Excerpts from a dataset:
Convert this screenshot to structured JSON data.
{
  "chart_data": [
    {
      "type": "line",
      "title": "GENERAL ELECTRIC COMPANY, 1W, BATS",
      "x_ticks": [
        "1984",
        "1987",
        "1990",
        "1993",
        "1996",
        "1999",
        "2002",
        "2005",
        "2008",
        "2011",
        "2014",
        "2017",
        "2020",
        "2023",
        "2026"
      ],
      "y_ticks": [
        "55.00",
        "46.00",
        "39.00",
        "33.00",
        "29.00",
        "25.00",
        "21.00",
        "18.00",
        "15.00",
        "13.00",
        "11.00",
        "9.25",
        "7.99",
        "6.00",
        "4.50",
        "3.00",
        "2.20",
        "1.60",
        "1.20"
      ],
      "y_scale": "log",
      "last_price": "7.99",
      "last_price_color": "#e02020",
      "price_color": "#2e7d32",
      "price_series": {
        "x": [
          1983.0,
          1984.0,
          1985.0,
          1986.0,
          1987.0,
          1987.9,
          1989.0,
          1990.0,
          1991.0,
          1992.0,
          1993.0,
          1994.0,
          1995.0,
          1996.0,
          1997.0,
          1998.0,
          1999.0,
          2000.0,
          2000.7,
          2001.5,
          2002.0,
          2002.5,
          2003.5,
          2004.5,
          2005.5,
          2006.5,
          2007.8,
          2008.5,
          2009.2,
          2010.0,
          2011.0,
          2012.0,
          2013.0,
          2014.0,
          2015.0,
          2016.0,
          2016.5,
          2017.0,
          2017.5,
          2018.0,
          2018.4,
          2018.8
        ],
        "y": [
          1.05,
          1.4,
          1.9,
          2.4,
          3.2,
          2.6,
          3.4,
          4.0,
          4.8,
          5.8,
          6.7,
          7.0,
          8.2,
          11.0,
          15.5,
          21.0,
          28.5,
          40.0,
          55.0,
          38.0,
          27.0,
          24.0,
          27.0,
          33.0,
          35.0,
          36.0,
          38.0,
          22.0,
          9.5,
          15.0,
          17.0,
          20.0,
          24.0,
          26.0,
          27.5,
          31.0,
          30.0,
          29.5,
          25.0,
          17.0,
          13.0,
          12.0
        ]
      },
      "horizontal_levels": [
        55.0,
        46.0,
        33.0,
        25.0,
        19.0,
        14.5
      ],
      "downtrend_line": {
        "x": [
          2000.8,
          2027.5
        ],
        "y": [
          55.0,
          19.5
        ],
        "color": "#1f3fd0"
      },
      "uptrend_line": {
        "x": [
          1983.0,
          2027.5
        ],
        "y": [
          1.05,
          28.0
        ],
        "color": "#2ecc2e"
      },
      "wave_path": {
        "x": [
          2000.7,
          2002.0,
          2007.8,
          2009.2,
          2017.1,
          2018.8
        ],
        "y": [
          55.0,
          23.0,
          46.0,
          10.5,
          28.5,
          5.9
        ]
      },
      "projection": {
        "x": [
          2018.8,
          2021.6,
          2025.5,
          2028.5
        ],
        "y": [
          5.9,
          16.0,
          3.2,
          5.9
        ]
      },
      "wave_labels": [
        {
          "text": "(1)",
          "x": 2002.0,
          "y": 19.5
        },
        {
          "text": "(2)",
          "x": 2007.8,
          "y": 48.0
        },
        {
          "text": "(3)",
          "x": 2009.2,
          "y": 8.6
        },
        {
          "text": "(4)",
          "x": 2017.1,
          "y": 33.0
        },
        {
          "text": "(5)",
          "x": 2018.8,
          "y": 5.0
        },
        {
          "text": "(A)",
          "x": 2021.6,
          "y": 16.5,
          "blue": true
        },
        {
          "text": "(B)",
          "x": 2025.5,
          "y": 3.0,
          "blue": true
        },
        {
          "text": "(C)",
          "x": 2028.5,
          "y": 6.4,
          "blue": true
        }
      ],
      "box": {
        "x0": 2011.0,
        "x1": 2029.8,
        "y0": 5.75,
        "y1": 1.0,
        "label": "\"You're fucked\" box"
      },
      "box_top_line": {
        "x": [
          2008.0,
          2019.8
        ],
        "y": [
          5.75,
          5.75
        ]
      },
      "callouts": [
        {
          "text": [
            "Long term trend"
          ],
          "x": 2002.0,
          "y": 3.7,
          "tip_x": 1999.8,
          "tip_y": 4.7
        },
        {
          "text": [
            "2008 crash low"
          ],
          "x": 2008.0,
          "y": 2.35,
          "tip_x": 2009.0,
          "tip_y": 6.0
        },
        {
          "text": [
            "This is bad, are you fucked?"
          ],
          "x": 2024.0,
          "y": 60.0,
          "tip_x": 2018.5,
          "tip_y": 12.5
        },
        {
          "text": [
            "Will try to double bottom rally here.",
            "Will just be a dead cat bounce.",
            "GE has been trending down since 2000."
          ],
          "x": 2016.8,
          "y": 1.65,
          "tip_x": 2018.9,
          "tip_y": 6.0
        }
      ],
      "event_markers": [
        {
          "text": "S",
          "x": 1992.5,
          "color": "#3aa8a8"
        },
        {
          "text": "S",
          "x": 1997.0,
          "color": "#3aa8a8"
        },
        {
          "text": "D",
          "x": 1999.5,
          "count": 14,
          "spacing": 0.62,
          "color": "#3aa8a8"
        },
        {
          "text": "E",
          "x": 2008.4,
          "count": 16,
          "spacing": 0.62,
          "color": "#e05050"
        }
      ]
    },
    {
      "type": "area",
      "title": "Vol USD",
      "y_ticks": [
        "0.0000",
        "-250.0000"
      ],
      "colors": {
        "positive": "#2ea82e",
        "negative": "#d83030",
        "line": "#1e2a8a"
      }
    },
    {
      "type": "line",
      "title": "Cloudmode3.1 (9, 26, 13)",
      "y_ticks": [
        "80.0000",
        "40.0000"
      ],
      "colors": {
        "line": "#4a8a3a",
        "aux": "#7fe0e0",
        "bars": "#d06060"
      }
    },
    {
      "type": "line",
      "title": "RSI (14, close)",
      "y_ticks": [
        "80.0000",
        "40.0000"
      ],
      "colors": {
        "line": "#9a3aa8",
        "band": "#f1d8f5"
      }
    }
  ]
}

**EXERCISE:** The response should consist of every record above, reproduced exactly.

**TASK RESPONSE:**
Convert this screenshot to structured JSON data.
{
  "chart_data": [
    {
      "type": "line",
      "title": "GENERAL ELECTRIC COMPANY, 1W, BATS",
      "x_ticks": [
        "1984",
        "1987",
        "1990",
        "1993",
        "1996",
        "1999",
        "2002",
        "2005",
        "2008",
        "2011",
        "2014",
        "2017",
        "2020",
        "2023",
        "2026"
      ],
      "y_ticks": [
        "55.00",
        "46.00",
        "39.00",
        "33.00",
        "29.00",
        "25.00",
        "21.00",
        "18.00",
        "15.00",
        "13.00",
        "11.00",
        "9.25",
        "7.99",
        "6.00",
        "4.50",
        "3.00",
        "2.20",
        "1.60",
        "1.20"
      ],
      "y_scale": "log",
      "last_price": "7.99",
      "last_price_color": "#e02020",
      "price_color": "#2e7d32",
      "price_series": {
        "x": [
          1983.0,
          1984.0,
          1985.0,
          1986.0,
          1987.0,
          1987.9,
          1989.0,
          1990.0,
          1991.0,
          1992.0,
          1993.0,
          1994.0,
          1995.0,
          1996.0,
          1997.0,
          1998.0,
          1999.0,
          2000.0,
          2000.7,
          2001.5,
          2002.0,
          2002.5,
          2003.5,
          2004.5,
          2005.5,
          2006.5,
          2007.8,
          2008.5,
          2009.2,
          2010.0,
          2011.0,
          2012.0,
          2013.0,
          2014.0,
          2015.0,
          2016.0,
          2016.5,
          2017.0,
          2017.5,
          2018.0,
          2018.4,
          2018.8
        ],
        "y": [
          1.05,
          1.4,
          1.9,
          2.4,
          3.2,
          2.6,
          3.4,
          4.0,
          4.8,
          5.8,
          6.7,
          7.0,
          8.2,
          11.0,
          15.5,
          21.0,
          28.5,
          40.0,
          55.0,
          38.0,
          27.0,
          24.0,
          27.0,
          33.0,
          35.0,
          36.0,
          38.0,
          22.0,
          9.5,
          15.0,
          17.0,
          20.0,
          24.0,
          26.0,
          27.5,
          31.0,
          30.0,
          29.5,
          25.0,
          17.0,
          13.0,
          12.0
        ]
      },
      "horizontal_levels": [
        55.0,
        46.0,
        33.0,
        25.0,
        19.0,
        14.5
      ],
      "downtrend_line": {
        "x": [
          2000.8,
          2027.5
        ],
        "y": [
          55.0,
          19.5
        ],
        "color": "#1f3fd0"
      },
      "uptrend_line": {
        "x": [
          1983.0,
          2027.5
        ],
        "y": [
          1.05,
          28.0
        ],
        "color": "#2ecc2e"
      },
      "wave_path": {
        "x": [
          2000.7,
          2002.0,
          2007.8,
          2009.2,
          2017.1,
          2018.8
        ],
        "y": [
          55.0,
          23.0,
          46.0,
          10.5,
          28.5,
          5.9
        ]
      },
      "projection": {
        "x": [
          2018.8,
          2021.6,
          2025.5,
          2028.5
        ],
        "y": [
          5.9,
          16.0,
          3.2,
          5.9
        ]
      },
      "wave_labels": [
        {
          "text": "(1)",
          "x": 2002.0,
          "y": 19.5
        },
        {
          "text": "(2)",
          "x": 2007.8,
          "y": 48.0
        },
        {
          "text": "(3)",
          "x": 2009.2,
          "y": 8.6
        },
        {
          "text": "(4)",
          "x": 2017.1,
          "y": 33.0
        },
        {
          "text": "(5)",
          "x": 2018.8,
          "y": 5.0
        },
        {
          "text": "(A)",
          "x": 2021.6,
          "y": 16.5,
          "blue": true
        },
        {
          "text": "(B)",
          "x": 2025.5,
          "y": 3.0,
          "blue": true
        },
        {
          "text": "(C)",
          "x": 2028.5,
          "y": 6.4,
          "blue": true
        }
      ],
      "box": {
        "x0": 2011.0,
        "x1": 2029.8,
        "y0": 5.75,
        "y1": 1.0,
        "label": "\"You're fucked\" box"
      },
      "box_top_line": {
        "x": [
          2008.0,
          2019.8
        ],
        "y": [
          5.75,
          5.75
        ]
      },
      "callouts": [
        {
          "text": [
            "Long term trend"
          ],
          "x": 2002.0,
          "y": 3.7,
          "tip_x": 1999.8,
          "tip_y": 4.7
        },
        {
          "text": [
            "2008 crash low"
          ],
          "x": 2008.0,
          "y": 2.35,
          "tip_x": 2009.0,
          "tip_y": 6.0
        },
        {
          "text": [
            "This is bad, are you fucked?"
          ],
          "x": 2024.0,
          "y": 60.0,
          "tip_x": 2018.5,
          "tip_y": 12.5
        },
        {
          "text": [
            "Will try to double bottom rally here.",
            "Will just be a dead cat bounce.",
            "GE has been trending down since 2000."
          ],
          "x": 2016.8,
          "y": 1.65,
          "tip_x": 2018.9,
          "tip_y": 6.0
        }
      ],
      "event_markers": [
        {
          "text": "S",
          "x": 1992.5,
          "color": "#3aa8a8"
        },
        {
          "text": "S",
          "x": 1997.0,
          "color": "#3aa8a8"
        },
        {
          "text": "D",
          "x": 1999.5,
          "count": 14,
          "spacing": 0.62,
          "color": "#3aa8a8"
        },
        {
          "text": "E",
          "x": 2008.4,
          "count": 16,
          "spacing": 0.62,
          "color": "#e05050"
        }
      ]
    },
    {
      "type": "area",
      "title": "Vol USD",
      "y_ticks": [
        "0.0000",
        "-250.0000"
      ],
      "colors": {
        "positive": "#2ea82e",
        "negative": "#d83030",
        "line": "#1e2a8a"
      }
    },
    {
      "type": "line",
      "title": "Cloudmode3.1 (9, 26, 13)",
      "y_ticks": [
        "80.0000",
        "40.0000"
      ],
      "colors": {
        "line": "#4a8a3a",
        "aux": "#7fe0e0",
        "bars": "#d06060"
      }
    },
    {
      "type": "line",
      "title": "RSI (14, close)",
      "y_ticks": [
        "80.0000",
        "40.0000"
      ],
      "colors": {
        "line": "#9a3aa8",
        "band": "#f1d8f5"
      }
    }
  ]
}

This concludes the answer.